Laura Flessel-Colovic (born 6 November 1971) is a French politician and épée fencer who served as Minister of Sports from 2017 to 2018. Born in Pointe-à-Pitre, Guadeloupe, she has won the most Olympic medals of any French sportswoman, with five. Before 2007, she was a member of the Levallois Sporting Club Escrime, and now works with Lagardère Paris Racing. She is married and has one daughter.

She was France's flag-bearer at the 2012 Summer Olympics opening ceremony in London, which was her fifth and last Olympics.She was appointed Minister of Sports in the Philippe Government on 17 May 2017 and resigned on 4 September 2018.

Philippe Boisse

Philippe Boisse (born 18 March 1955) a French fencer. He won a gold medal in the team épée event at the 1980 Summer Olympics and the individual épée at the 1984 Summer Olympics. He also won a silver in the team épée in 1984.He is currently a vice-president of the French Fencing Federation, and a practicing physician (radiology).

He is the father of Érik Boisse, a 2004 Olympics gold medal winner in men's team épée.

William Longsword

William Longsword (French: Guillaume Longue-Épée, Latin: Willermus Longa Spata, Old Norse: Vilhjálmr Langaspjót; c. 893 – 17 December 942) was the second ruler of Normandy, from 927 until his assassination in 942.He is sometimes anachronistically dubbed "Duke of Normandy", even though the title duke (dux) did not come into common usage until the 11th century. Longsword was known at the time by the title Count (Latin comes) of Rouen.Flodoard—always detailed about titles—consistently referred to both Rollo and his son William as principes (chieftains) of the Norse.

World Fencing Championships

The World Fencing Championships is an annual competition in fencing organized by the Fédération Internationale d'Escrime or FIE, (International Fencing Federation in English). The world championships are, after the Olympic Games, the most prominent international competition in the sport of fencing. Contestants may participate in foil, épée, and sabre events.

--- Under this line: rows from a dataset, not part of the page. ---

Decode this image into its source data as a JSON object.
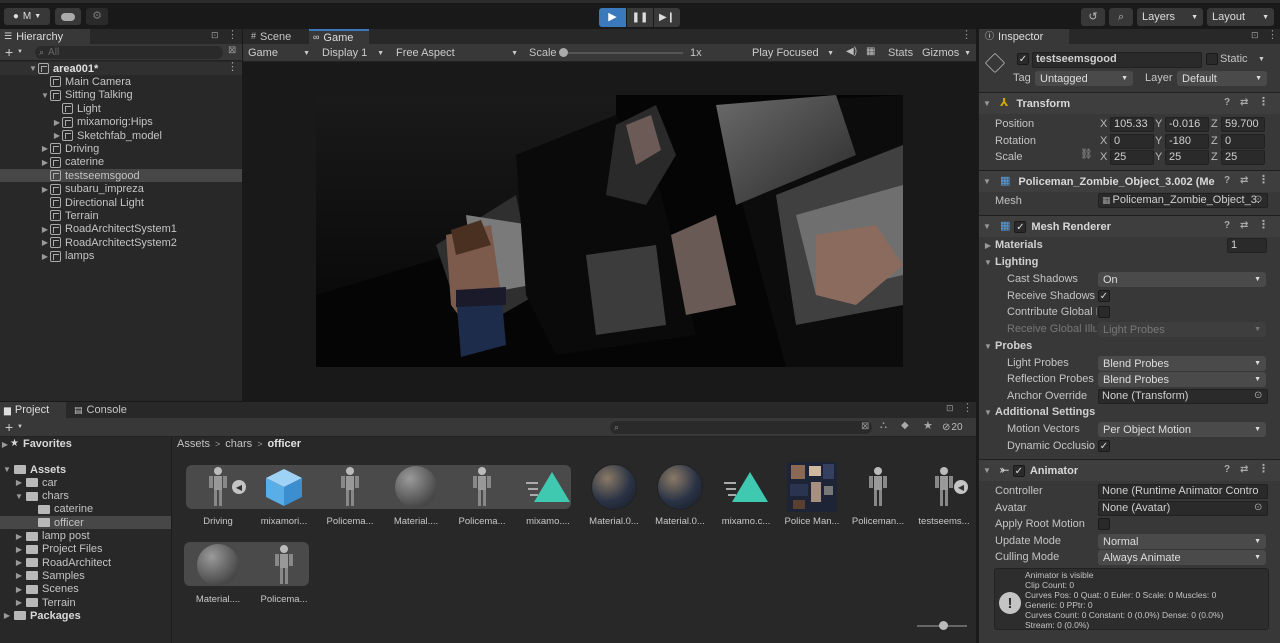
{
  "toolbar": {
    "account": "M",
    "layers": "Layers",
    "layout": "Layout"
  },
  "hierarchy": {
    "title": "Hierarchy",
    "search_placeholder": "All",
    "items": [
      {
        "label": "area001*",
        "indent": 0,
        "caret": "▼",
        "bold": true
      },
      {
        "label": "Main Camera",
        "indent": 1,
        "caret": ""
      },
      {
        "label": "Sitting Talking",
        "indent": 1,
        "caret": "▼"
      },
      {
        "label": "Light",
        "indent": 2,
        "caret": ""
      },
      {
        "label": "mixamorig:Hips",
        "indent": 2,
        "caret": "▶"
      },
      {
        "label": "Sketchfab_model",
        "indent": 2,
        "caret": "▶"
      },
      {
        "label": "Driving",
        "indent": 1,
        "caret": "▶"
      },
      {
        "label": "caterine",
        "indent": 1,
        "caret": "▶"
      },
      {
        "label": "testseemsgood",
        "indent": 1,
        "caret": "",
        "selected": true
      },
      {
        "label": "subaru_impreza",
        "indent": 1,
        "caret": "▶"
      },
      {
        "label": "Directional Light",
        "indent": 1,
        "caret": ""
      },
      {
        "label": "Terrain",
        "indent": 1,
        "caret": ""
      },
      {
        "label": "RoadArchitectSystem1",
        "indent": 1,
        "caret": "▶"
      },
      {
        "label": "RoadArchitectSystem2",
        "indent": 1,
        "caret": "▶"
      },
      {
        "label": "lamps",
        "indent": 1,
        "caret": "▶"
      }
    ]
  },
  "game": {
    "tab_scene": "Scene",
    "tab_game": "Game",
    "view": "Game",
    "display": "Display 1",
    "aspect": "Free Aspect",
    "scale_label": "Scale",
    "scale_value": "1x",
    "play_mode": "Play Focused",
    "stats": "Stats",
    "gizmos": "Gizmos"
  },
  "project": {
    "tab_project": "Project",
    "tab_console": "Console",
    "favorites": "Favorites",
    "hidden_count": "20",
    "breadcrumb": [
      "Assets",
      "chars",
      "officer"
    ],
    "tree": [
      {
        "label": "Assets",
        "indent": 0,
        "caret": "▼"
      },
      {
        "label": "car",
        "indent": 1,
        "caret": "▶"
      },
      {
        "label": "chars",
        "indent": 1,
        "caret": "▼"
      },
      {
        "label": "caterine",
        "indent": 2,
        "caret": ""
      },
      {
        "label": "officer",
        "indent": 2,
        "caret": "",
        "selected": true
      },
      {
        "label": "lamp post",
        "indent": 1,
        "caret": "▶"
      },
      {
        "label": "Project Files",
        "indent": 1,
        "caret": "▶"
      },
      {
        "label": "RoadArchitect",
        "indent": 1,
        "caret": "▶"
      },
      {
        "label": "Samples",
        "indent": 1,
        "caret": "▶"
      },
      {
        "label": "Scenes",
        "indent": 1,
        "caret": "▶"
      },
      {
        "label": "Terrain",
        "indent": 1,
        "caret": "▶"
      },
      {
        "label": "Packages",
        "indent": 0,
        "caret": "▶"
      }
    ],
    "assets": [
      {
        "name": "Driving",
        "kind": "figure"
      },
      {
        "name": "mixamori...",
        "kind": "prefab"
      },
      {
        "name": "Policema...",
        "kind": "figure"
      },
      {
        "name": "Material....",
        "kind": "sphere"
      },
      {
        "name": "Policema...",
        "kind": "figure"
      },
      {
        "name": "mixamo....",
        "kind": "anim"
      },
      {
        "name": "Material.0...",
        "kind": "texsphere"
      },
      {
        "name": "Material.0...",
        "kind": "texsphere"
      },
      {
        "name": "mixamo.c...",
        "kind": "anim"
      },
      {
        "name": "Police Man...",
        "kind": "texture"
      },
      {
        "name": "Policeman...",
        "kind": "figure"
      },
      {
        "name": "testseems...",
        "kind": "figure"
      },
      {
        "name": "Material....",
        "kind": "sphere"
      },
      {
        "name": "Policema...",
        "kind": "figure"
      }
    ]
  },
  "inspector": {
    "title": "Inspector",
    "object_name": "testseemsgood",
    "static_label": "Static",
    "tag_label": "Tag",
    "tag_value": "Untagged",
    "layer_label": "Layer",
    "layer_value": "Default",
    "transform": {
      "title": "Transform",
      "position_label": "Position",
      "rotation_label": "Rotation",
      "scale_label": "Scale",
      "position": {
        "x": "105.33",
        "y": "-0.016",
        "z": "59.700"
      },
      "rotation": {
        "x": "0",
        "y": "-180",
        "z": "0"
      },
      "scale": {
        "x": "25",
        "y": "25",
        "z": "25"
      }
    },
    "meshfilter": {
      "title": "Policeman_Zombie_Object_3.002 (Me",
      "mesh_label": "Mesh",
      "mesh_value": "Policeman_Zombie_Object_3."
    },
    "meshrenderer": {
      "title": "Mesh Renderer",
      "materials_label": "Materials",
      "materials_count": "1",
      "lighting_label": "Lighting",
      "cast_shadows_label": "Cast Shadows",
      "cast_shadows_value": "On",
      "receive_shadows_label": "Receive Shadows",
      "contribute_gi_label": "Contribute Global I",
      "receive_gi_label": "Receive Global Illu",
      "receive_gi_value": "Light Probes",
      "probes_label": "Probes",
      "light_probes_label": "Light Probes",
      "light_probes_value": "Blend Probes",
      "reflection_probes_label": "Reflection Probes",
      "reflection_probes_value": "Blend Probes",
      "anchor_label": "Anchor Override",
      "anchor_value": "None (Transform)",
      "additional_label": "Additional Settings",
      "motion_vectors_label": "Motion Vectors",
      "motion_vectors_value": "Per Object Motion",
      "dynamic_occlusion_label": "Dynamic Occlusio"
    },
    "animator": {
      "title": "Animator",
      "controller_label": "Controller",
      "controller_value": "None (Runtime Animator Contro",
      "avatar_label": "Avatar",
      "avatar_value": "None (Avatar)",
      "root_motion_label": "Apply Root Motion",
      "update_mode_label": "Update Mode",
      "update_mode_value": "Normal",
      "culling_label": "Culling Mode",
      "culling_value": "Always Animate",
      "info": [
        "Animator is visible",
        "Clip Count: 0",
        "Curves Pos: 0 Quat: 0 Euler: 0 Scale: 0 Muscles: 0",
        "Generic: 0 PPtr: 0",
        "Curves Count: 0 Constant: 0 (0.0%) Dense: 0 (0.0%)",
        "Stream: 0 (0.0%)"
      ]
    }
  },
  "colors": {
    "selection": "#2c5d87",
    "panel": "#383838",
    "accent": "#3a79bb"
  }
}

This page is based on a Wikipedia article written by authors (here).
Text is available under the CC BY-SA 3.0 license; additional terms may apply.
Images, videos and audio are available under their respective licenses.